> Your task
Show every line of the data below that includes the word "JSON".

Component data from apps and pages

────────────────────────────────────────

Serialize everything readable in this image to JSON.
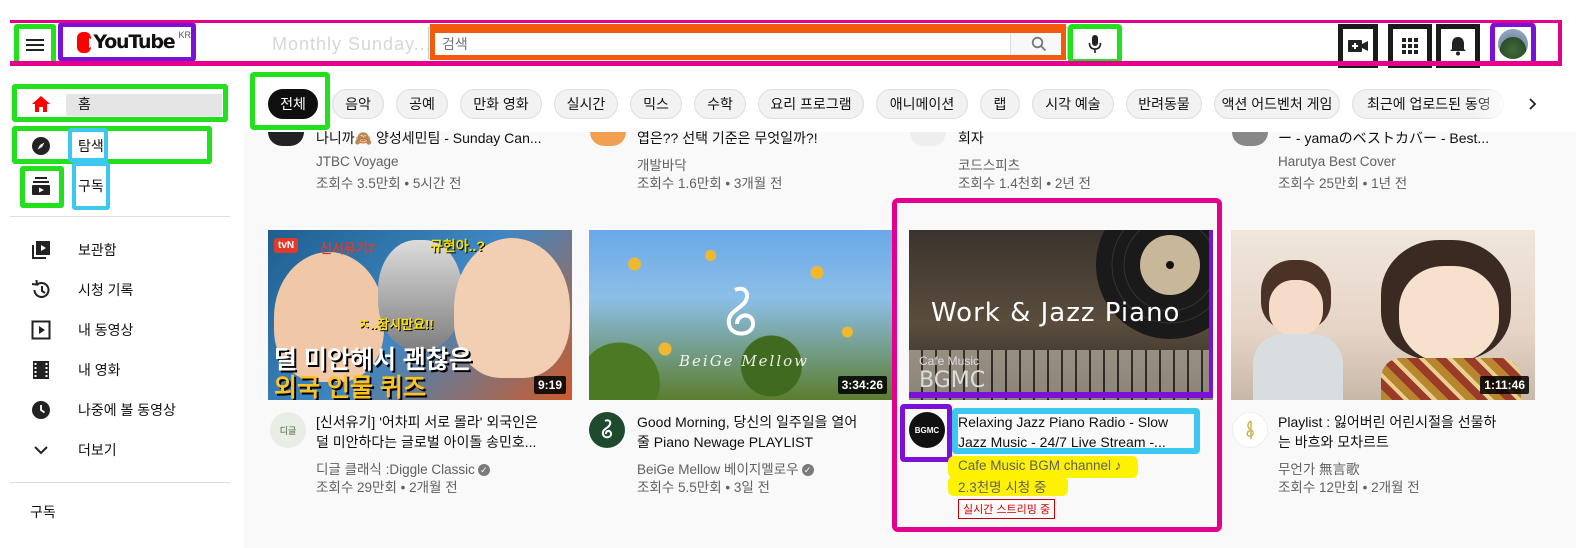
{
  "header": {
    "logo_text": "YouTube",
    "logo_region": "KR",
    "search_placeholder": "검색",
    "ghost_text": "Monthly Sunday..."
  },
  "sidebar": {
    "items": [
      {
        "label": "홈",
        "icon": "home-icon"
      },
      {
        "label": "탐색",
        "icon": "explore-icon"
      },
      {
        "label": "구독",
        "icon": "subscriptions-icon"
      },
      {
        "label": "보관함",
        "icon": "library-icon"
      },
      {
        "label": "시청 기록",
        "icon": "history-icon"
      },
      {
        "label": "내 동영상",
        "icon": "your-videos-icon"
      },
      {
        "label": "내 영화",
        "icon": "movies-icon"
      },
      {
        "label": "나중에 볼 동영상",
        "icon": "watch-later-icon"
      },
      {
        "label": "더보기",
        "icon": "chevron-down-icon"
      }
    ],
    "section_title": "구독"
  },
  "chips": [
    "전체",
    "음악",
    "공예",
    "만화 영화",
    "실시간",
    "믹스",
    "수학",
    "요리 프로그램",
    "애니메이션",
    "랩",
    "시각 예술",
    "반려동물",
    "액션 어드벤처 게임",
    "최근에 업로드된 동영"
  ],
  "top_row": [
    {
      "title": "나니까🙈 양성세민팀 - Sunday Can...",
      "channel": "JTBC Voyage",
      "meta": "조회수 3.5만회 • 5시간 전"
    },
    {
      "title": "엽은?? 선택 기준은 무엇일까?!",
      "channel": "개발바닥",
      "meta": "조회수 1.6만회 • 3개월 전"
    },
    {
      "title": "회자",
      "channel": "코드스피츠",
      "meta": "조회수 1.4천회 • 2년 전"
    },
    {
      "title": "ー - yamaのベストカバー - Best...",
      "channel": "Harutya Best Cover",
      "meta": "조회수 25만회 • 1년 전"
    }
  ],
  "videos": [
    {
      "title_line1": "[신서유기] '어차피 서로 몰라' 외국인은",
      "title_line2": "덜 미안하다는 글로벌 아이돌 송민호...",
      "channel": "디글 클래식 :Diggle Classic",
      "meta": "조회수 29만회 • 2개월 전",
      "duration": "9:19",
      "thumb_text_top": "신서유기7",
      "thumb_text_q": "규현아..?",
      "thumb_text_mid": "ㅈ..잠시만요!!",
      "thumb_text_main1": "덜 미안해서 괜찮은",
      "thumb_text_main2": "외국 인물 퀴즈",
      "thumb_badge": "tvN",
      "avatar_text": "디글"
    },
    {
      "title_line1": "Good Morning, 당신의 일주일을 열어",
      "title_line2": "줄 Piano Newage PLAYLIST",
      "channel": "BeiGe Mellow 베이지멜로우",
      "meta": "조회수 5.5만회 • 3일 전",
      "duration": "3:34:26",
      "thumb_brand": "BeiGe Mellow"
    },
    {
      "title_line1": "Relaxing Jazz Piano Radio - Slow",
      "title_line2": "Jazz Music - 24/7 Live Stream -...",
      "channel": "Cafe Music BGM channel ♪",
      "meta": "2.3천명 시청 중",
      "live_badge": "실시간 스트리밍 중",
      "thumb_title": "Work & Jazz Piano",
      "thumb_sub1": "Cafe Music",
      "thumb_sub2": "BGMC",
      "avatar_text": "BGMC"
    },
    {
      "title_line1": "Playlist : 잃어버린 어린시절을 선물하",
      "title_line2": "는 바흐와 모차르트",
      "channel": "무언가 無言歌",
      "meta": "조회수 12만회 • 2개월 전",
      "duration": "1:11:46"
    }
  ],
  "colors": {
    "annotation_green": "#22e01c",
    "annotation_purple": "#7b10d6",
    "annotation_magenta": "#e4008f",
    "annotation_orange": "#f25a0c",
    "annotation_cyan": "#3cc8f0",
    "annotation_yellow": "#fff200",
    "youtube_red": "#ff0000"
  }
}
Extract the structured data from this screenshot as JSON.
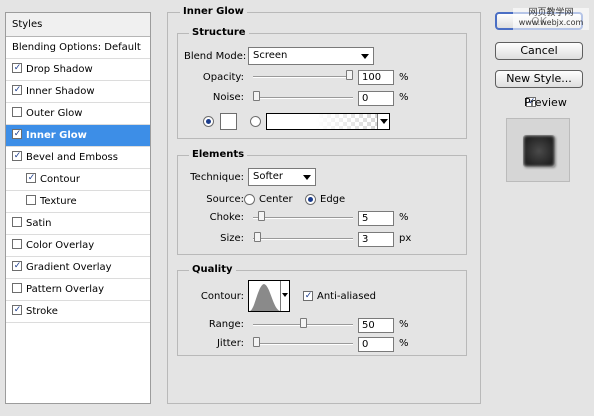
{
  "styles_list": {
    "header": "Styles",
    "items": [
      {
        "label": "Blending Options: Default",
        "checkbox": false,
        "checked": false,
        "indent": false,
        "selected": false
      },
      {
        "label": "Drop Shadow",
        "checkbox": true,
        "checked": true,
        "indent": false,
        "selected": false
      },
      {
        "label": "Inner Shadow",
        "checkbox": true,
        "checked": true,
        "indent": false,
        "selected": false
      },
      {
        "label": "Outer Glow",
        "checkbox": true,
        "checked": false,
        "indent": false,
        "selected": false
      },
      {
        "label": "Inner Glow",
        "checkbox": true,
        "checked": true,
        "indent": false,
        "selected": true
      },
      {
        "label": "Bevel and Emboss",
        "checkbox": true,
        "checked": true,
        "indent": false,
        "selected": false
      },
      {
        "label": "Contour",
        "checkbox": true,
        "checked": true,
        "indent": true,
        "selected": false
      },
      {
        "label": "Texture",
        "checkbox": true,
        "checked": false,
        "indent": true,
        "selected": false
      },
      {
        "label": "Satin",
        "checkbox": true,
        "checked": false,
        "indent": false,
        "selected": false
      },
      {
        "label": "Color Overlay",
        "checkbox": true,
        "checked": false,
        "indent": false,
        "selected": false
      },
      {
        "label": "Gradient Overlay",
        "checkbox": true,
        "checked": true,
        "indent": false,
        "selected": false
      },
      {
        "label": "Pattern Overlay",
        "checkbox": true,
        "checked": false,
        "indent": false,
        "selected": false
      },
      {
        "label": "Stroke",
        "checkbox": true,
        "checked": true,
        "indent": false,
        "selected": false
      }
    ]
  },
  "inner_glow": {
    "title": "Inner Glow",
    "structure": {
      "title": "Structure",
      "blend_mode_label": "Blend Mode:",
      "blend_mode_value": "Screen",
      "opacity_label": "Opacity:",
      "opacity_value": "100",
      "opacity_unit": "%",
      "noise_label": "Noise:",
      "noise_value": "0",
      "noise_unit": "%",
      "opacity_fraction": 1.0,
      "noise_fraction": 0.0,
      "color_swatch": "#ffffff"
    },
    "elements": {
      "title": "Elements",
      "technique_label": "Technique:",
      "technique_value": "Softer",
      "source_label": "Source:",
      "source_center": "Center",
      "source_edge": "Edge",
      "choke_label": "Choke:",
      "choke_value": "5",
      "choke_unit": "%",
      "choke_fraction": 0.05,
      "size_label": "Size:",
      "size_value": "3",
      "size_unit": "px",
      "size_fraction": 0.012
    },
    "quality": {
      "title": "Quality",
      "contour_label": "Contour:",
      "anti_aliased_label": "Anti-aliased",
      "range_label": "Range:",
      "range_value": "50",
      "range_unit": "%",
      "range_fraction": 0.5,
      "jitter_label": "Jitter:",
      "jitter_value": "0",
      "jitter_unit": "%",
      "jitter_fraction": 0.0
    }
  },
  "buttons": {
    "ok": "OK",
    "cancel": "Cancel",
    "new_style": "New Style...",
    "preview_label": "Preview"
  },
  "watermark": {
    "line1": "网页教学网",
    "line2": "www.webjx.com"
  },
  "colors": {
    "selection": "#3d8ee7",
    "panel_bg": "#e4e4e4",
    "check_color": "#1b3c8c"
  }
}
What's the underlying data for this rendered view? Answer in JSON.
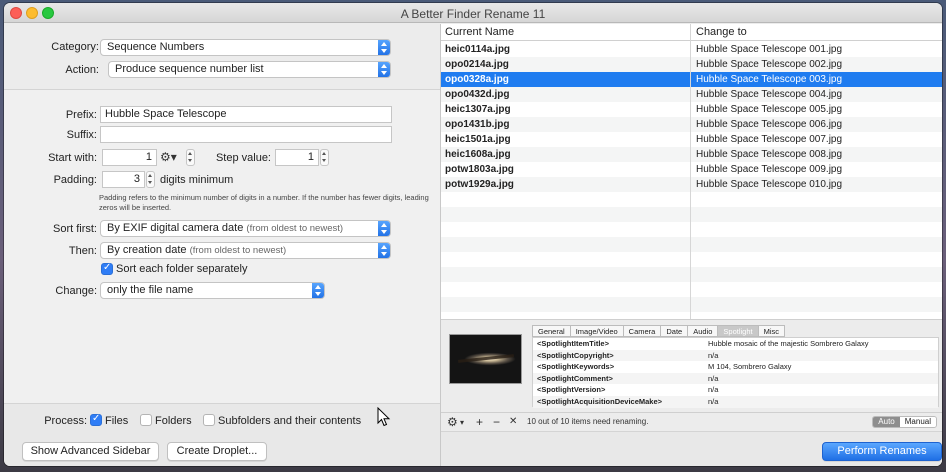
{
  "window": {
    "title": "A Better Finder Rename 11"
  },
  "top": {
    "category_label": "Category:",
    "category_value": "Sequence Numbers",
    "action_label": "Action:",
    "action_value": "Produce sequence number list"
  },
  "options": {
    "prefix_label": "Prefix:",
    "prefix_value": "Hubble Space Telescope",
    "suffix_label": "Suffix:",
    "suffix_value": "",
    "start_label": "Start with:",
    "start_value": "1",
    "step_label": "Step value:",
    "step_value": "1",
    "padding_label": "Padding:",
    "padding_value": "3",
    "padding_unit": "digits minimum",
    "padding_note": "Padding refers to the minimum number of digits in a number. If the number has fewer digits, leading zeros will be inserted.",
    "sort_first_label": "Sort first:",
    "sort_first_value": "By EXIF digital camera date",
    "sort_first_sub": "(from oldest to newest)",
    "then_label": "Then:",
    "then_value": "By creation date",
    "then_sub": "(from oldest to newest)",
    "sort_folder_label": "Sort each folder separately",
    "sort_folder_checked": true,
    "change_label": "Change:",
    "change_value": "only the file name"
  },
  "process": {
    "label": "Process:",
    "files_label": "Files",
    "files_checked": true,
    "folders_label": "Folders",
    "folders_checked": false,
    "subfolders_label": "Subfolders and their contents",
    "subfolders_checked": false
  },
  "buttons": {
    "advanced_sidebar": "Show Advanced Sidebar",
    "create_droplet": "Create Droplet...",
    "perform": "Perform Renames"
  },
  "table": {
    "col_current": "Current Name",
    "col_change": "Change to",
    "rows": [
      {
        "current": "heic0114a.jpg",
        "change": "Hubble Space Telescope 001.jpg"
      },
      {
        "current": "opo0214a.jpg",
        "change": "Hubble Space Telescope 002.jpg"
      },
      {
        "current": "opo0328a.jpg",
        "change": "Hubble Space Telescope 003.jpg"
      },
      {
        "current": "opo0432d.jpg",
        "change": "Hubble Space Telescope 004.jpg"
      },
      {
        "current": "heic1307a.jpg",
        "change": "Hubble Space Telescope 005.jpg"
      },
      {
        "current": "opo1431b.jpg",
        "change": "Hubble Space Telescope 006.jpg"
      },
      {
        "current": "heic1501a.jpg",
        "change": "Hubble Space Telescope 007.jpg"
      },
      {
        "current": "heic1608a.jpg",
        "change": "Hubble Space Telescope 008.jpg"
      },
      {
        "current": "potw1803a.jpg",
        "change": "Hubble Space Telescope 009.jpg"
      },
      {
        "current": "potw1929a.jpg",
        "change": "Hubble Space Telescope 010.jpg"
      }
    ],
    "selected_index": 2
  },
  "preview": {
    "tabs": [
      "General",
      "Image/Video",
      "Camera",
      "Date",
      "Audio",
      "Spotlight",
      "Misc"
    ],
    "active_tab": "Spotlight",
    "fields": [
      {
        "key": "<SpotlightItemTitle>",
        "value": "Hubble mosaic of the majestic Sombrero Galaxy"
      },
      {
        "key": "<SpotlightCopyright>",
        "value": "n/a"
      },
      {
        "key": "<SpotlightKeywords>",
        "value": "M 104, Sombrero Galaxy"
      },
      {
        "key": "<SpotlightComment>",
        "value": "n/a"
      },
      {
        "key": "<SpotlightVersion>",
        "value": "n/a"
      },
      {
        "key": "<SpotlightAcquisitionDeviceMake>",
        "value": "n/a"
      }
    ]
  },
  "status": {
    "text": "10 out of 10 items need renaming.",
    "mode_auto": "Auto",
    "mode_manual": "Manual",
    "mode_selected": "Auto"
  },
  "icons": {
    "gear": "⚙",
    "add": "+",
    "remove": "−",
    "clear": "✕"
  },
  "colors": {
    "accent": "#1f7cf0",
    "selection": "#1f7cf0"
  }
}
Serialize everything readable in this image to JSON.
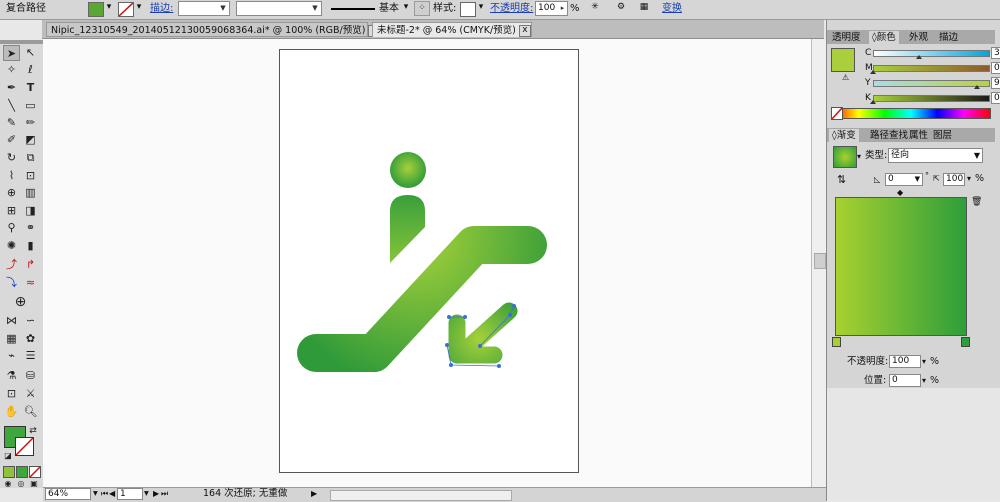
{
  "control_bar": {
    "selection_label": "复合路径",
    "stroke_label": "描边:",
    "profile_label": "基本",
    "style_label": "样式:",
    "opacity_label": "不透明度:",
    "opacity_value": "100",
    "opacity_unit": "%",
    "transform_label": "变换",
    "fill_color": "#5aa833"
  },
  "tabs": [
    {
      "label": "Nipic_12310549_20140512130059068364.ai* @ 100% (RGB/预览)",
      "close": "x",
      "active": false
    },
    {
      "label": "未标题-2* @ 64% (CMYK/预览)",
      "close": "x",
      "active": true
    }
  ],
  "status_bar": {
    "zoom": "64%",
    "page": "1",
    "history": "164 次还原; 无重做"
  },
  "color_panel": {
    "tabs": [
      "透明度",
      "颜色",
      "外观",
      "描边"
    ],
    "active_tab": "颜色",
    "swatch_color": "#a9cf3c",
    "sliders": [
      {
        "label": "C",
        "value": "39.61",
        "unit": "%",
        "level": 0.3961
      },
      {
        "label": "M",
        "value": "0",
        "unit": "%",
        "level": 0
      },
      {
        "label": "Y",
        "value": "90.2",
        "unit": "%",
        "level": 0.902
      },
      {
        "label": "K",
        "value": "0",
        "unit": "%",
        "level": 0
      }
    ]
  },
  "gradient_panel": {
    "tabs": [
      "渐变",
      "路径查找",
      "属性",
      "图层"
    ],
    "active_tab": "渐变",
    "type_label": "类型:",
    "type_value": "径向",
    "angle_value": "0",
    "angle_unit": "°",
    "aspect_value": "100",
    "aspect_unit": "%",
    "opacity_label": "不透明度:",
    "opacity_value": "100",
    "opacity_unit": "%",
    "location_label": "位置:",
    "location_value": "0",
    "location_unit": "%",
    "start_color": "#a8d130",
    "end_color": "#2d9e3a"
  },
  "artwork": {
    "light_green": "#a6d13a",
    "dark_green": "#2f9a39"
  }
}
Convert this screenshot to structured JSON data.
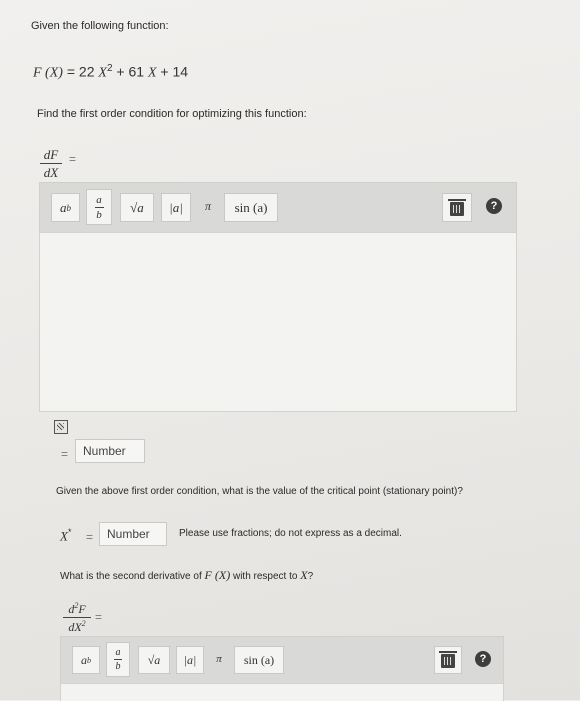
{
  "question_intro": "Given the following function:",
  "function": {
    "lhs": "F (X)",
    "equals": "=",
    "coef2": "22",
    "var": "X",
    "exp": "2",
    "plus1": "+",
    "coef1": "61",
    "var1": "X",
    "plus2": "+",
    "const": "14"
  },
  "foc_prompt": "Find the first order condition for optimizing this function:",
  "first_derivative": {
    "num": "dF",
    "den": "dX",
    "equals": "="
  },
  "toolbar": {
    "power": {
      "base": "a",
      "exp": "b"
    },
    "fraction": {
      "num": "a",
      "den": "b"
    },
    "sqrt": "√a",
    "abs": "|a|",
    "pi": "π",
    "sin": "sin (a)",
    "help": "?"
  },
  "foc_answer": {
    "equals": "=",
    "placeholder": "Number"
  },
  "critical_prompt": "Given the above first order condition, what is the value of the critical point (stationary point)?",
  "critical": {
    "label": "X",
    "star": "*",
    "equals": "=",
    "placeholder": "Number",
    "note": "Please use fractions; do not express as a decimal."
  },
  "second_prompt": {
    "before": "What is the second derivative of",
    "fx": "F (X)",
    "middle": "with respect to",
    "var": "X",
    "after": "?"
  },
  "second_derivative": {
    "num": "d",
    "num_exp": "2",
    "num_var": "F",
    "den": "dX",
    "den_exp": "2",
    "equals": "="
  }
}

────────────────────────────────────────

> Output for this exercise
Serialize everything readable in this image to JSON.
Extract the structured data from this screenshot as JSON.
What's the underlying data for this rendered view? Answer in JSON.
Serialize everything readable in this image to JSON.
Convert this screenshot to structured JSON data.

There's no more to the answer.